Members of NeuGroup’s corporate enterprise risk management group hear how they can divine unseen, emerging risks.
The ancient stoics often practiced premeditatio malorum or the premeditation of evils, which was basically the art of expecting the worst. In a sense, this is how enterprise risk managers must go about their jobs today, particularly when the timeline of 100-year disruptive occurrences has been compressed to every four to five years.
- Social, geopolitical and environmental risks combined with the everyday risks of competition and markets have prompted ERM practitioners to look farther and wider for risks seemingly popping up everywhere.
Keys to success. Doing a good job discerning those risks (and opportunities) will mean success for the company, according to Paul Walker, the James J. Schiro/Zurich Chair in Enterprise Risk Management and Executive Director of St. John’s University’s Center for Excellence in ERM.
- Dr. Walker, who presented at a NeuGroup for Enterprise Risk Management meeting in April, said a recent survey he conducted showed that 94% of respondents agreed that “how well an organization anticipates, interprets and reacts to emerging risks, market changes, trends and disruption is the key to future success,” according to a white paper by Dr. Walker.
- The way companies can do that is to “spend time to understand” and to locate emerging risks and then “tie them back to business the model,” Dr. Walker said (see chart). And whatever the decision is to meet that risk, it must include a plan of action. “Gotta be actionable,” he said. When practitioners “are standing in front of the CFO” they need to have a plan.
- One member responded that being able to know “what’s around all corners” is crucial, but described being able to see what’s coming as one of the biggest challenges in his career as an ERM professional.
- “If something happens, the board always turns around and says, ‘Why didn’t you see this coming?’” he said. “The way I prepare for this is by sharing all the things that could ever happen that we have consolidated over the many years, from internal sources all the way to an alien invasion.”
Prioritize thorough plans. Plans need to be thorough, Dr. Walker said. He said one way to get that thoroughness is working with parts of the company already doing the analysis. “Some of you may have within your org … someone already doing” analysis of risk related to their specific function—say for financial planning or marketing—”get to know them,” Dr. Walker advised.
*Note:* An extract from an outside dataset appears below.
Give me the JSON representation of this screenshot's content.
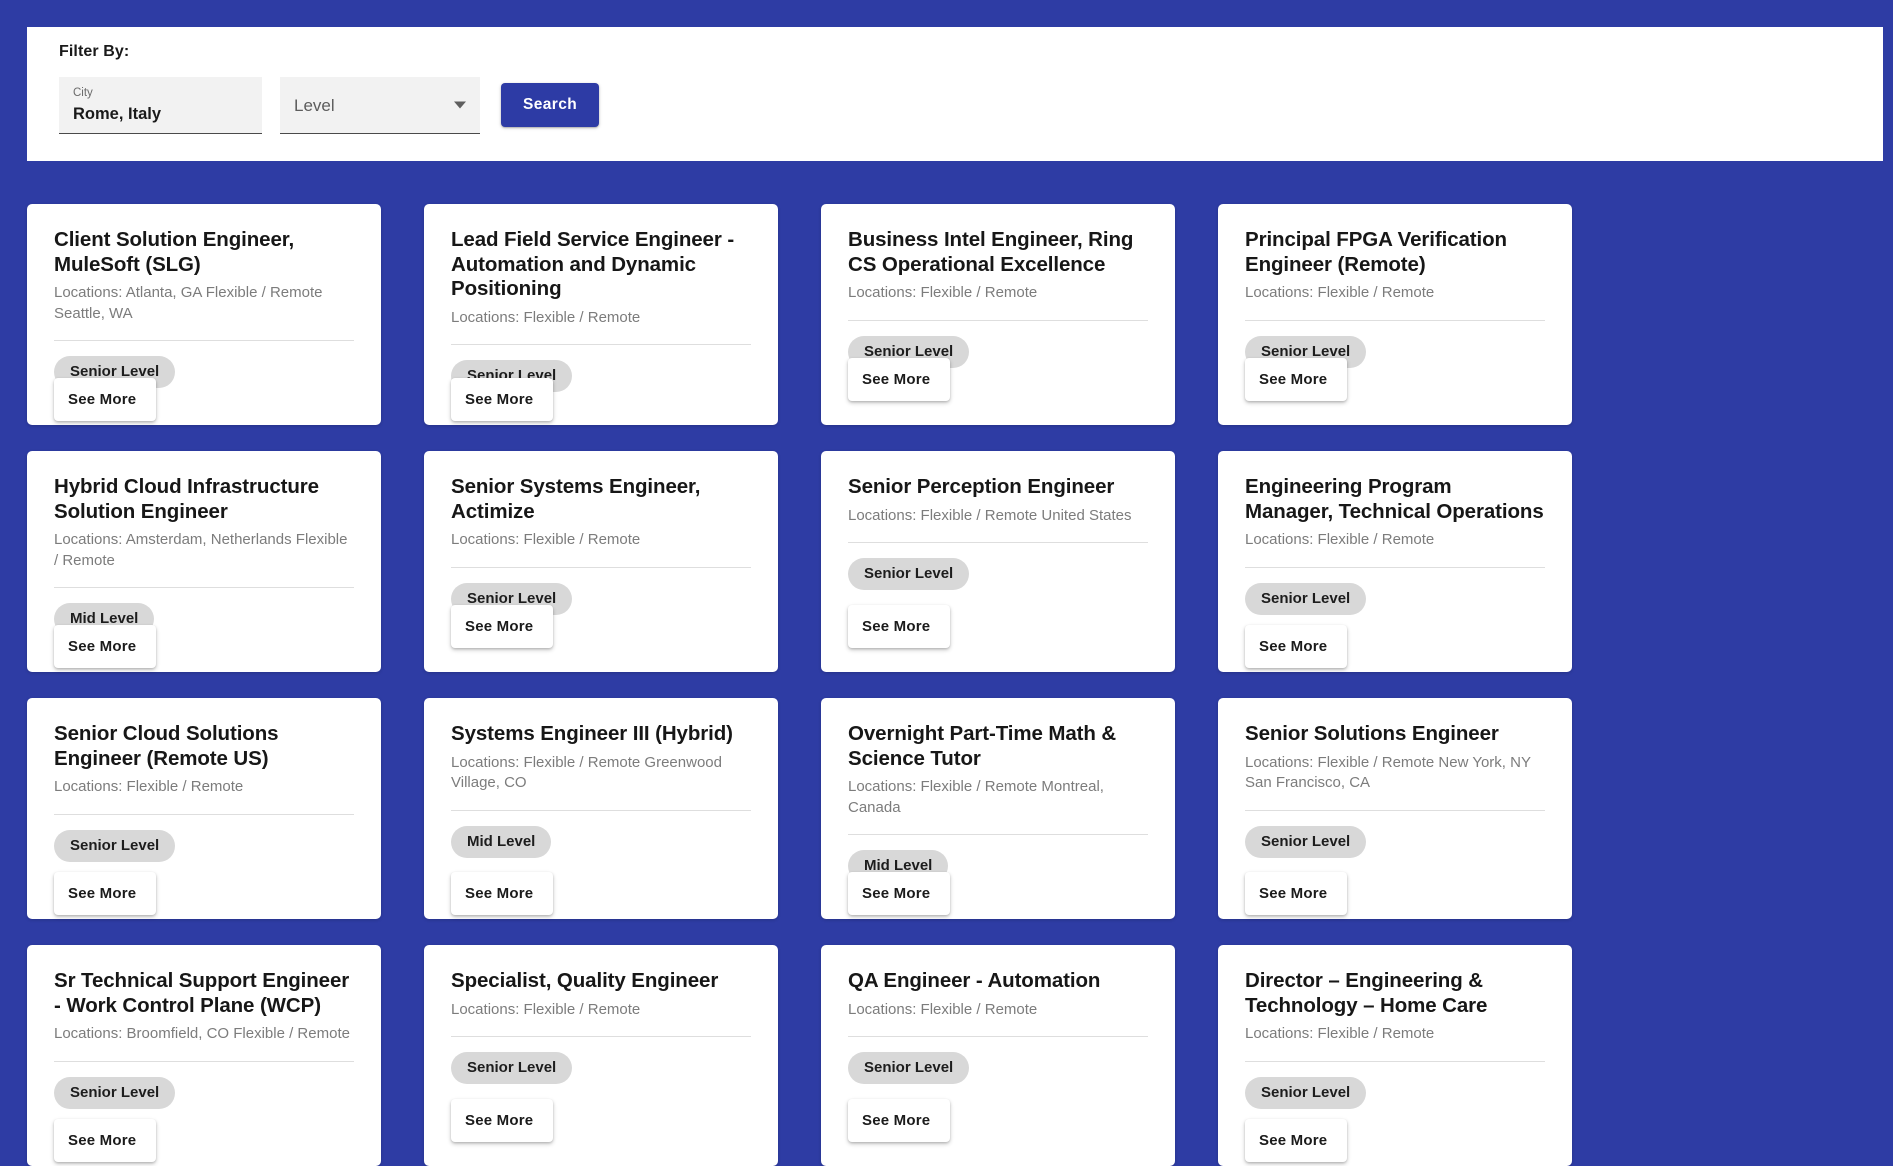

- He cited one company he works with that “breaks down business impacts into social, tech, economic, environmental, political” categories and then gives them a score on dimensions of business impact.
- An ERM member said his team looks at various trends and breaks them down into what impact those trends may have on the company. “What can they signal? And what would happen if you did nothing? How confident are you in the path?” Are actions required? And should they do a strategic deep dive?
- “It comes back to, what do we change?” Dr. Walker said of the impact of trends. Is it the business model? The strategy? Or is it just making the company more resilient? “I think executives want to know [from risk managers], ‘what do we do?’”
The danger of irrelevance. Dr. Walker also said emerging risks aren’t all bad and some “are opportunities.” Quoting a senior strategy executive he’d worked with, he said “the greatest risk to any organization is irrelevance.” Therefore, organizations “must learn to see change and trends” and risk leaders cannot afford to miss “strategic pivot points” and end up losing the company massive value and risk going bankrupt.
- Missing the boat has been a topic of other NeuGroup ERM meetings, with one member discussing how his company had the opportunity to acquire a budding rival and decided against it. Today, the company it didn’t acquire is larger than his company. His company has since acquired another company, paying top dollar for it in the process. This has prompted other worries, the member said, the main one being whether the previous missed opportunity caused them to overpay for the new acquisition.